## EXERCISE GOAL
Take the records below and set them down exactly, so that every line matches the original.

(Items listed in a dataset)
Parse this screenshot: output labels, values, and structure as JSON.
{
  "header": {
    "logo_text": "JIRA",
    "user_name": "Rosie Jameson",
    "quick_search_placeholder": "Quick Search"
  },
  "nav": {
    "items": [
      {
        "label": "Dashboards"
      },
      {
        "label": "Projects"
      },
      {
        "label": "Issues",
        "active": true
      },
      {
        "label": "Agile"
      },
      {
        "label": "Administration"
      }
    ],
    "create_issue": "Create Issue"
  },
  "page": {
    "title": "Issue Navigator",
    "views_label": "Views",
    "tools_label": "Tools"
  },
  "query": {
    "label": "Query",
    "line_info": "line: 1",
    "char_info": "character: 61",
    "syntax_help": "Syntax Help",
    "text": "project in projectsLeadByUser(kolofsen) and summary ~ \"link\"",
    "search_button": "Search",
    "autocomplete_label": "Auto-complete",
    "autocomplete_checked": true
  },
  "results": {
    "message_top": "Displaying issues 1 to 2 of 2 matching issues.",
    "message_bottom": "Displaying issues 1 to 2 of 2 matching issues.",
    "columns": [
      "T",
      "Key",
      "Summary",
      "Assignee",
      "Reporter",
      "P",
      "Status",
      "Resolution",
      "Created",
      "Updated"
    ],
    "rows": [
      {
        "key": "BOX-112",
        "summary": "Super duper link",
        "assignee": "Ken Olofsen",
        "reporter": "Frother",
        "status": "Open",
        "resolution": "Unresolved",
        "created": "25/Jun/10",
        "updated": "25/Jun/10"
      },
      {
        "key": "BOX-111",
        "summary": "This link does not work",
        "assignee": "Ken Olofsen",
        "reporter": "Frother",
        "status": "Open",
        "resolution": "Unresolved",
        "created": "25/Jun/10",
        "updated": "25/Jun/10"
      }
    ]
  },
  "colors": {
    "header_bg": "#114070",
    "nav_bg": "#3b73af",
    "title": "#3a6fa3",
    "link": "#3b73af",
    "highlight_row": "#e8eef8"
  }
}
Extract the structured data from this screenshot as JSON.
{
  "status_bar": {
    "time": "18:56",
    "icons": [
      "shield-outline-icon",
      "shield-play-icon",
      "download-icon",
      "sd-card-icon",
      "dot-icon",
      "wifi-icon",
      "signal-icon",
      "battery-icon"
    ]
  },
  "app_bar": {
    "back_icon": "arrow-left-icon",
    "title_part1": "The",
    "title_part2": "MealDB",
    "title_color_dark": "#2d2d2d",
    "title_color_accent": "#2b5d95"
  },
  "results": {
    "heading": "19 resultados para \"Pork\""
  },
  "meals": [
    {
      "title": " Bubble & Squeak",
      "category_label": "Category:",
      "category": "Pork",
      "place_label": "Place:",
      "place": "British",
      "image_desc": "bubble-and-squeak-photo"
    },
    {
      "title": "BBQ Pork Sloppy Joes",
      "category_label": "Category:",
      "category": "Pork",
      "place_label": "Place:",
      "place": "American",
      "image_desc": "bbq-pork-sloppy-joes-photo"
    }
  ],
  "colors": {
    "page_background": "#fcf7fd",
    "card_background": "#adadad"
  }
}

## ANSWER TO THE PROBLEM
Parse this screenshot: output labels, values, and structure as JSON.
{
  "header": {
    "logo_text": "JIRA",
    "user_name": "Rosie Jameson",
    "quick_search_placeholder": "Quick Search"
  },
  "nav": {
    "items": [
      {
        "label": "Dashboards"
      },
      {
        "label": "Projects"
      },
      {
        "label": "Issues",
        "active": true
      },
      {
        "label": "Agile"
      },
      {
        "label": "Administration"
      }
    ],
    "create_issue": "Create Issue"
  },
  "page": {
    "title": "Issue Navigator",
    "views_label": "Views",
    "tools_label": "Tools"
  },
  "query": {
    "label": "Query",
    "line_info": "line: 1",
    "char_info": "character: 61",
    "syntax_help": "Syntax Help",
    "text": "project in projectsLeadByUser(kolofsen) and summary ~ \"link\"",
    "search_button": "Search",
    "autocomplete_label": "Auto-complete",
    "autocomplete_checked": true
  },
  "results": {
    "message_top": "Displaying issues 1 to 2 of 2 matching issues.",
    "message_bottom": "Displaying issues 1 to 2 of 2 matching issues.",
    "columns": [
      "T",
      "Key",
      "Summary",
      "Assignee",
      "Reporter",
      "P",
      "Status",
      "Resolution",
      "Created",
      "Updated"
    ],
    "rows": [
      {
        "key": "BOX-112",
        "summary": "Super duper link",
        "assignee": "Ken Olofsen",
        "reporter": "Frother",
        "status": "Open",
        "resolution": "Unresolved",
        "created": "25/Jun/10",
        "updated": "25/Jun/10"
      },
      {
        "key": "BOX-111",
        "summary": "This link does not work",
        "assignee": "Ken Olofsen",
        "reporter": "Frother",
        "status": "Open",
        "resolution": "Unresolved",
        "created": "25/Jun/10",
        "updated": "25/Jun/10"
      }
    ]
  },
  "colors": {
    "header_bg": "#114070",
    "nav_bg": "#3b73af",
    "title": "#3a6fa3",
    "link": "#3b73af",
    "highlight_row": "#e8eef8"
  }
}
Extract the structured data from this screenshot as JSON.
{
  "status_bar": {
    "time": "18:56",
    "icons": [
      "shield-outline-icon",
      "shield-play-icon",
      "download-icon",
      "sd-card-icon",
      "dot-icon",
      "wifi-icon",
      "signal-icon",
      "battery-icon"
    ]
  },
  "app_bar": {
    "back_icon": "arrow-left-icon",
    "title_part1": "The",
    "title_part2": "MealDB",
    "title_color_dark": "#2d2d2d",
    "title_color_accent": "#2b5d95"
  },
  "results": {
    "heading": "19 resultados para \"Pork\""
  },
  "meals": [
    {
      "title": " Bubble & Squeak",
      "category_label": "Category:",
      "category": "Pork",
      "place_label": "Place:",
      "place": "British",
      "image_desc": "bubble-and-squeak-photo"
    },
    {
      "title": "BBQ Pork Sloppy Joes",
      "category_label": "Category:",
      "category": "Pork",
      "place_label": "Place:",
      "place": "American",
      "image_desc": "bbq-pork-sloppy-joes-photo"
    }
  ],
  "colors": {
    "page_background": "#fcf7fd",
    "card_background": "#adadad"
  }
}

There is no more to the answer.